    if (cpu == -1) {
        crash("Segmentation fault from reading the address %p.", addr);
    } else {
        crash("Callstack overflow from a coroutine initialized on CPU %d at address %p.", cpu, addr);

Installing a special stack for the signal handler

By default, when a signal is delivered, its handler is called on the same stack where the program was running. But if the signal is due to stack overflow, then attempting to execute the handler will cause a second segfault. Linux is smart enough not to send this segfault back to the same signal handler, which would prevent an infinite cascade of segfaults. Instead, in effect, the signal handler does not work.

To make it work, we have to provide an alternate stack to execute the signal handler on. The system call to install this stack is called sigaltstack. As a parameter, it takes a stack_t, which consists of a pointer to the base of the stack, the size of the stack, and some flags that aren’t relevant for our purposes.

stack_t segv_stack;
segv_stack.ss_sp = valloc(SEGV_STACK_SIZE);
segv_stack.ss_flags = 0;
segv_stack.ss_size = SEGV_STACK_SIZE;
sigaltstack(&segv_stack, NULL);

SEGV_STACK_SIZE doesn’t have to be so big, but it has to be big enough to call printf from. The MINSIGSTKSZ constant indicates how big a stack has to be to execute any signal handler at all. To be on the safe side, used that constant plus 4096 for SEGV_STACK_SIZE. sigaltstack should be called before the associated call to sigaction which is intended to register a signal handler with that stack.

Operating in a multithreaded environment

If a process calls sigaction and then spawns pthreads within it, then those pthreads will inherit the signal handlers that were already installed.
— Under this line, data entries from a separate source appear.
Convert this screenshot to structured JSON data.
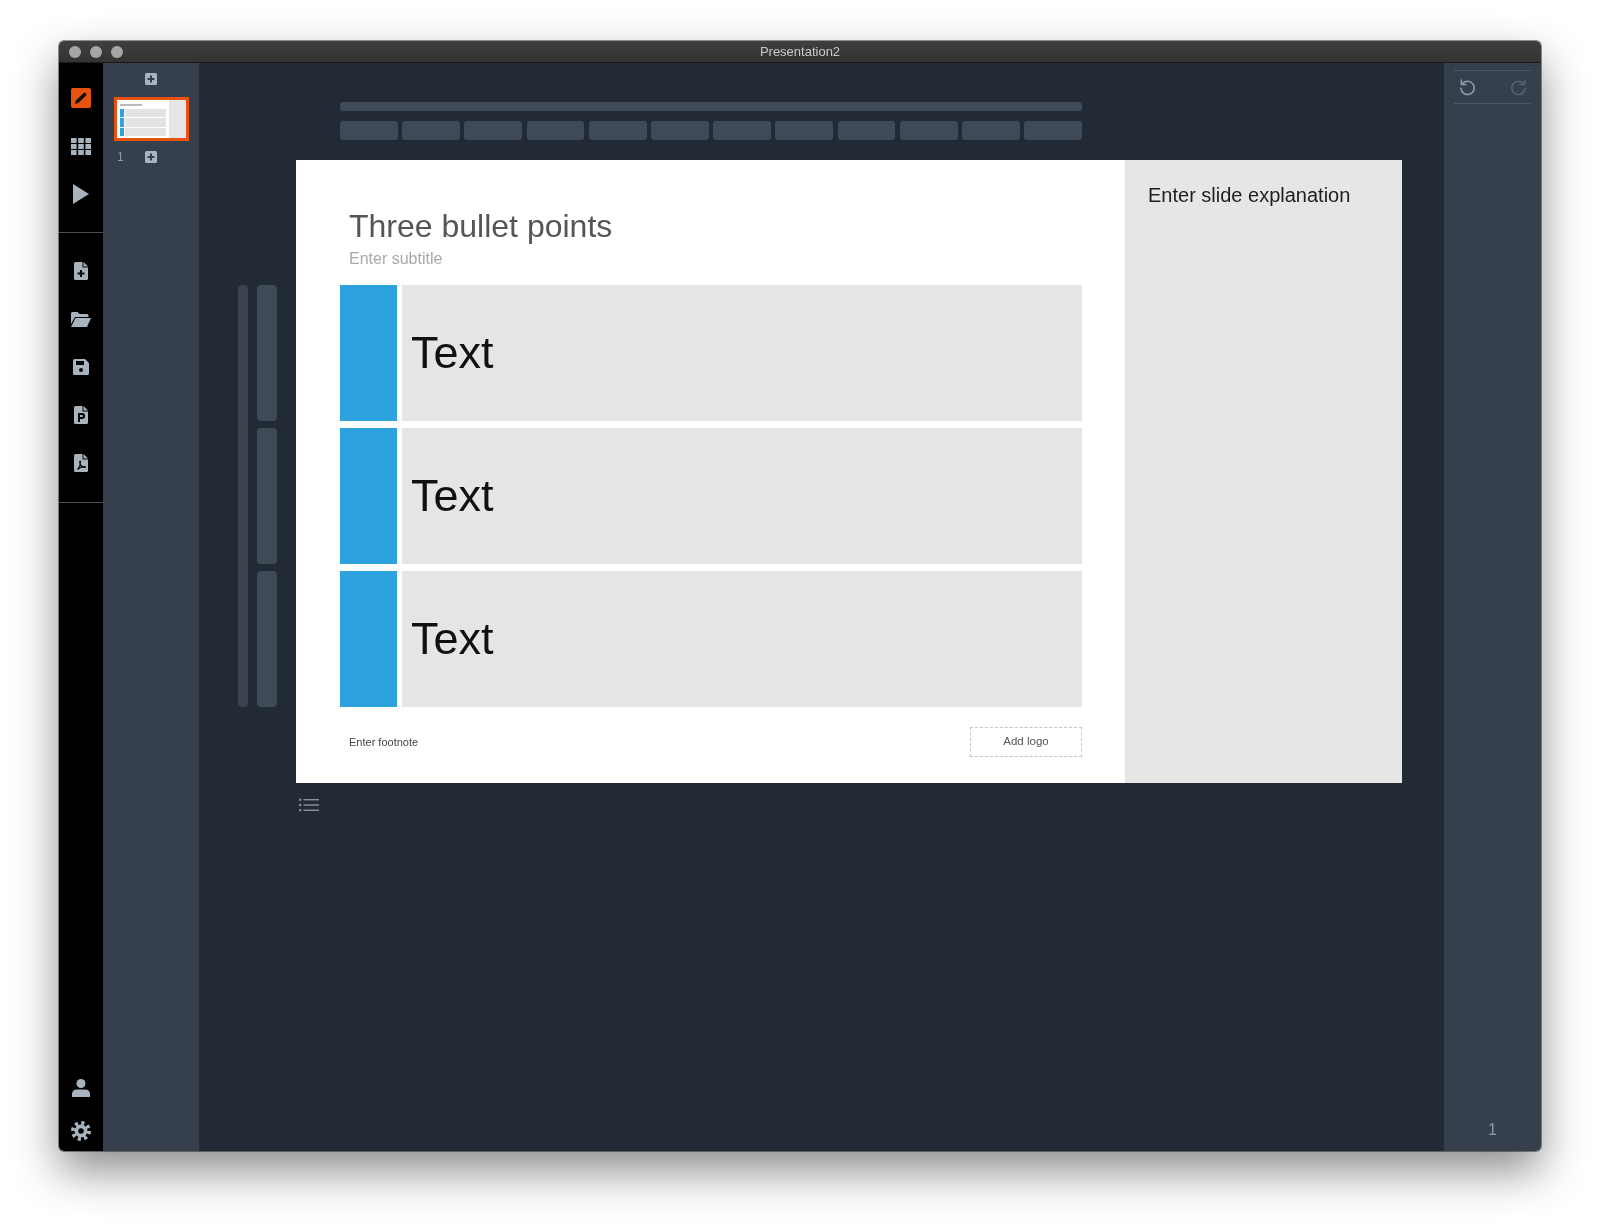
{
  "window": {
    "title": "Presentation2"
  },
  "nav": [
    {
      "kind": "edit",
      "selected": true
    },
    {
      "kind": "grid",
      "selected": false
    },
    {
      "kind": "play",
      "selected": false
    }
  ],
  "slides": [
    {
      "number": "1",
      "selected": true
    }
  ],
  "slide": {
    "title": "Three bullet points",
    "subtitle": "Enter subtitle",
    "bullets": [
      "Text",
      "Text",
      "Text"
    ],
    "footnote": "Enter footnote",
    "logo_button": "Add logo",
    "explanation": "Enter slide explanation"
  },
  "history": [
    {
      "kind": "undo",
      "disabled": false
    },
    {
      "kind": "redo",
      "disabled": true
    }
  ],
  "page_number": "1"
}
Apparently, this is not the case for sigaltstack: If a signal handler is installed with sigaction using a sigaltstack, and a thread spawned from that process is killed with the right signal, then the installed stack will not be found! The signal handler must instead be installed on each pthread individually. I’m not sure whether this is a bug in Linux or just a quirk of POSIX; in any case, I couldn’t find it documented anywhere.

Pulling it all together

A few simple system calls can allow stack overflows in user-space coroutines to be handled nicely, providing detailed error messages without runtime overhead in cases where the stack does not overflow. Indeed, the benchmarks which I previously reported are unaffected by this change. Other programming language runtimes, like that of Io , checks the height of the callstack on every function call in order to catch overflow. This technique is more efficient.

Io supports callstacks that will resize on overflow, to a point. Such a feature is more difficult to implement in C++ because there might be pointers into the callstack, and weak typing makes it impossible to trace the stacks and heap to update these even if we wanted to. However, virtual memory may be usable to implement this resizing. First, it may just work to allocate very large stacks and not touch them, hoping that the virtual memory system will ensure that no physical memory or swap space is used for the stacks. But this might put stress on the kernel’s data structures, and it may not work well if overcommitting is turned off, as it is in some server environments. Alternatively, mremap may be used to expand the stack from the page fault handler. But I’m not sure how I could reserve a chunk of virtual memory to expand into, without depending on overcommitting in some cases. None of these techniques would work out well on 32-bit systems because there isn’t enough address space. This is still something to look into in the future, though.

I implemented stack overflow checking after getting stuck on a particular bug in the database, and when returning to that bug, I found that this was in fact the cause! Stack overflow isn’t an obscure, uncommon thing, especially when stacks are small and there might be recursion. Working together with the operating system allows us to broaden the applicability of these software engineering benefits to performance-critical code.

[1] You can find the value on your computer by running the following program (without optimizations!) and examining the difference between the first and last number, when it terminates with a segfault.

#include <stdio.h>
int main() {
        char stuff[2048];
        printf("I'm at %p\n", &stuff);